Developers

The Data Model Owner {2}

by Kathy S
The author (of the article I read) is a data modeling consultant and instructor, and he asked the question,”Who owns the data model?” He received over 100 responses.  It is known that an organization has a team of skilled developers, and these developers do the data modeling. When a developer from this organization asks,”Who owns the data model?” How does one respond? 37% say the business should own the model because “the modelers don’t ‘own’ the data model – they are only the caretakers of the model.”  22% say the development team because as the owners, they would keep all the members informed about changes while maintaining the ability for everyone to make changes to the model as needed. 15% say the individual developer because they have the skill and knowledge to manage the data model well. 11% say the application manager or database administrator because they are the ones who feel the pain when the application is not working properly and they are the ones who are contacted first if the application isn’t working as it should. 15% say no one owns the model simply because no one may have the big picture in mind. read more...

Predicting Missing Data {3}

by Kevin S
It may be difficult to translate data in databases which are missing values into useful information. In the article “Prior Knowledge: A Predictive Database For Developers”, Alex Williams discusses how the Prior Knowledge company has decided to tackle blank data. They have released a new Veritable API which, in short, looks at the stored data and intelligently predicts and fills in any blank areas. The hope is that this new technology will allow database developers deploy new applications which can predict the values of these blanks and help turn their data into useful information. read more...

Web Developers Thirsty for Mojito {Comments Off on Web Developers Thirsty for Mojito}

by Alexander H
Yahoo has recently released an open-source Web application framework called Mojito, which will tailor to developers and allow them to promptly write applications for all major device platforms. “While Web app frameworks are nothing new, Yahoo claims Mojito is different because it addresses the problem of delivering content to devices that have weak or intermittent connection…” (Scott).  Mojito will allow developers to create apps using HTML, CSS, and JavaScript that can run on the client and on the server. An embedded JavaScript engine allows the app to run on both the server and the client. One of the benefits of the new open-source development application is the fact that it can switch between rendering on the client and on the server if bandwidth is limited, which will ultimately provide a better experience for the user. read more...

The New Wave: HTML 5 {4}

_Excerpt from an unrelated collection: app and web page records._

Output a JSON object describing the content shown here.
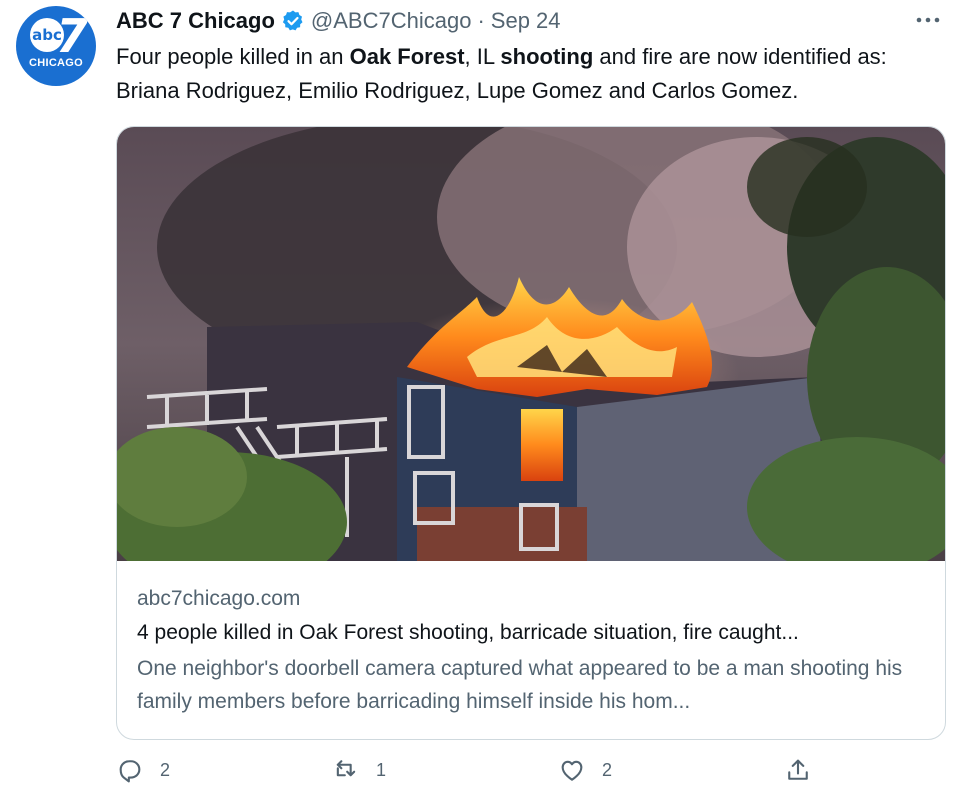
{
  "account": {
    "display_name": "ABC 7 Chicago",
    "handle": "@ABC7Chicago",
    "separator": "·",
    "date": "Sep 24",
    "avatar": {
      "logo_text": "abc",
      "logo_number": "7",
      "city": "CHICAGO"
    }
  },
  "tweet": {
    "segments": [
      "Four people killed in an ",
      "Oak Forest",
      ", IL ",
      "shooting",
      " and fire are now identified as: Briana Rodriguez, Emilio Rodriguez, Lupe Gomez and Carlos Gomez."
    ]
  },
  "card": {
    "domain": "abc7chicago.com",
    "title": "4 people killed in Oak Forest shooting, barricade situation, fire caught...",
    "description": "One neighbor's doorbell camera captured what appeared to be a man shooting his family members before barricading himself inside his hom..."
  },
  "actions": {
    "reply_count": "2",
    "retweet_count": "1",
    "like_count": "2"
  },
  "icons": {
    "verified": "verified-badge-icon",
    "more": "more-options-icon",
    "reply": "reply-icon",
    "retweet": "retweet-icon",
    "like": "like-icon",
    "share": "share-icon"
  },
  "colors": {
    "brand_blue": "#1a6fd1",
    "verified_blue": "#1d9bf0",
    "secondary_text": "#536471",
    "border": "#cfd9de"
  }
}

by Jongwoo Y
Evans Data, a company that specializes in surveys, was able to recently discover that over 75% of web developers are using and prefer HTML 5. Even though this is common knowledge, it is surprising as HTML 5 standard is still a work in progress (Taft, 2012). The data that Evans was able to attain was surprising as 43% of NA users, 39% of European users, and more than 58% of Asian/Pacific users were already using HTML5 as their web development language of choice. The number was brought over 75% when “planned use” was taken into consideration (Taft, 2012). Evans’ CEO, Janel Garvin, went on to add that HTML5 is the obvious choice for many developers due to its strength for mobile and cross-platform applications. This statement is able to explain why HTML5 is so important; technology is moving towards mobile device synergy, which makes HTML5 even more appealing. HTML5’s popularity is growing exponentially. Microsoft has already committed with the new language by having their flagship programs, Windows 8 and Internet Explorer, both embrace the newer methodologies. Adobe, another power player in the Technology field, has announced that they will halt development of Flash for mobile browsers due to the popularity of HTML5 (Taft, 2012). With Adobe embracing HTML5, one must ask themselves if any company can try to come up with a good argument against the use of HTML5. read more...